Mindfulness Is A Super Power
Researchers surveyed 2,000 participants in Canada and studied the brain activity of 112 others using electroencephalograms.
The results showed that the average human attention span has fallen from 12 seconds in 2000 (or around the time the mobile revolution began), to just eight seconds. Meanwhile, goldfish are believed to have an attention span of nine seconds! We have a distraction epidemic.
This situation has a significant impact on our ability to learn, perform at work and generally enjoy life. Mindfulness can help us focus, feel better about ourselves and others, improve memory and enable us to achieve our goals – and the best thing about it is that it’s free!.
Mindfulness, it’s been the buzzword in recent times, but it’s not new, and it’s not a fad. Cultivating mindfulness and incorporating it into your life will have a broad impact on your personal and professional life. Mindfulness, in its simplest definition, is a mental discipline that involves training our attention – it supports our mind to be more focused, clear and productive. It doesn’t cost you a thing, no memberships, no technology, no special equipment, no extra time. It’s a no brainer!
The cognitive skill of mindfulness can help us:
• Improve focus, attention and memory
• Increase self-awareness and emotional intelligence
• Reduce the impact and influence of stressful thoughts and feelings
• Facilitate better communication and relationships
• Improve personal and professional performance
• Contribute to our physical and mental wellbeing
• Provide us with the opportunity to respond rather than react to people and situations
Mindfulness is both a form of meditation (formal practice) and a way of living with awareness (informal practice). Mindfulness meditation can take place on a chair or cushion. The informal practice of mindfulness refers to being attentive and present to what we are doing in daily life. Punctuating our day with mindful commas (a few seconds or up to a minute) and full stops (several minutes) is a great way to integrate mindfulness into our lives and have a positive impact on our day to day experiences.
Here are some daily mindfulness tips that you can incorporate into the things you’re already doing:
• Bring your attention to your breathing by observing five mindful breaths. On average we take 21,600 breaths per day, when was the last time you paid attention to just five of them?
• Tune into the conversation you are having and listen with your full attention. What do you notice?
• Notice changes in your posture. Be aware of how your body and mind feel when you move from lying down to sitting, to standing, to walking.
• Drink and eat something mindfully. Take a moment to tune into all of your senses. Bring awareness to seeing your food, smelling your food, tasting your food, chewing your food, and swallowing your food.
Journaling is another effective way to bring you into a state of mindfulness. Past frustrations and future anxieties lose their edge in the present moment. It calls a wandering mind to attention from passivity to actively engaging with your thoughts. You become aware of the internal chatter and your emotional state.
Here are some surprising benefits that might convince and motivate you to start writing:

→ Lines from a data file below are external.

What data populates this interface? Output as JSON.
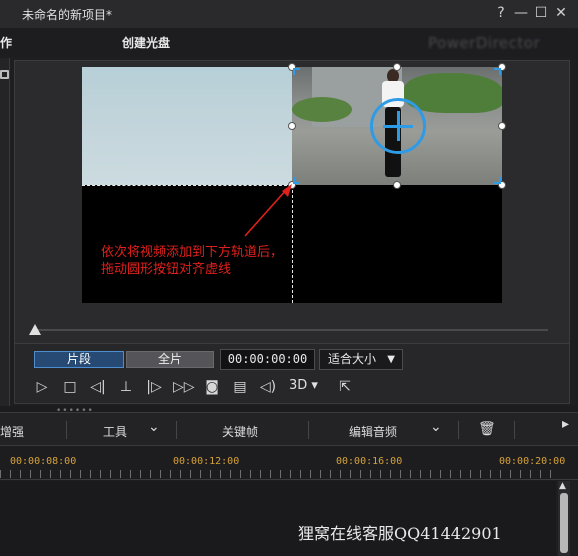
{
  "window": {
    "title": "未命名的新项目*",
    "help": "?",
    "minimize": "—",
    "maximize": "☐",
    "close": "✕"
  },
  "tabs": {
    "left_partial": "作",
    "create_disc": "创建光盘",
    "brand": "PowerDirector"
  },
  "preview": {
    "annotation_line1": "依次将视频添加到下方轨道后，",
    "annotation_line2": "拖动圆形按钮对齐虚线"
  },
  "playback": {
    "mode_clip": "片段",
    "mode_full": "全片",
    "timecode": "00:00:00:00",
    "fit_label": "适合大小",
    "fit_caret": "▼",
    "threed_label": "3D ▾"
  },
  "controls": {
    "play": "▷",
    "stop": "□",
    "prev_frame": "◁|",
    "mark": "⊥",
    "next_frame": "|▷",
    "fast_forward": "▷▷",
    "snapshot": "◙",
    "subtitles": "▤",
    "volume": "◁)",
    "undock": "⇱"
  },
  "timeline_toolbar": {
    "enhance": "增强",
    "tools": "工具",
    "tools_caret": "⌄",
    "keyframe": "关键帧",
    "edit_audio": "编辑音频",
    "edit_audio_caret": "⌄",
    "delete": "🗑",
    "more": "▸"
  },
  "ruler": {
    "labels": [
      "00:00:08:00",
      "00:00:12:00",
      "00:00:16:00",
      "00:00:20:00"
    ]
  },
  "watermark": "狸窝在线客服QQ41442901",
  "colors": {
    "accent_blue": "#2e9be6",
    "annotation_red": "#e0201c",
    "ruler_orange": "#d6a23a"
  }
}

Increases emotional intelligence – Journaling is an outlet for processing emotions and increases self-awareness. Understanding ourselves allows for greater awareness of ourself and therefore, the ability to more effectively self regulate.
Boosts memory and comprehension – There’s a new relationship between the hand and brain, sparked by the composition of thoughts and ideas. Words are representations of ideas, and the formation of letters causes the mind to compose or re-compose ideas while journaling. This strengthens previously covered information and forces you to engage in the cognitive recall.
Facilitates insights and ‘aha’ moments – To write without thinking can be a powerful tool. “Stream of consciousness” writing brings out thoughts and ideas you never knew you had by facilitating greater exploration and expression. Your mind makes connections and gains insight where you might have been struggling before.
Builds self-confidence – Journaling about a positive experience allows your brain to relive it and reaffirm your abilities when self-doubt appears. The release of endorphins and dopamine will boost your self-esteem and mood and motivate you to engage in the same or similar activities in the future. These reflections can become a catalogue of personal achievements that you continue to go back.
Achieve goals – Journaling often includes your dreams and ambitions. Writing goals signals to your brain, “this is important.” Your reticular activating system (RAS) then flags relevant opportunities and tools to achieve that goal. More detailed purposes provide a psychological blueprint and increase the likelihood of achieving them.
Mindfulness can be your superpower by bringing about high awareness of self and others, enriching relationships, facilitating learning and insights, improving performance, and reducing stress. It’s the simple things done that can make the most significant difference.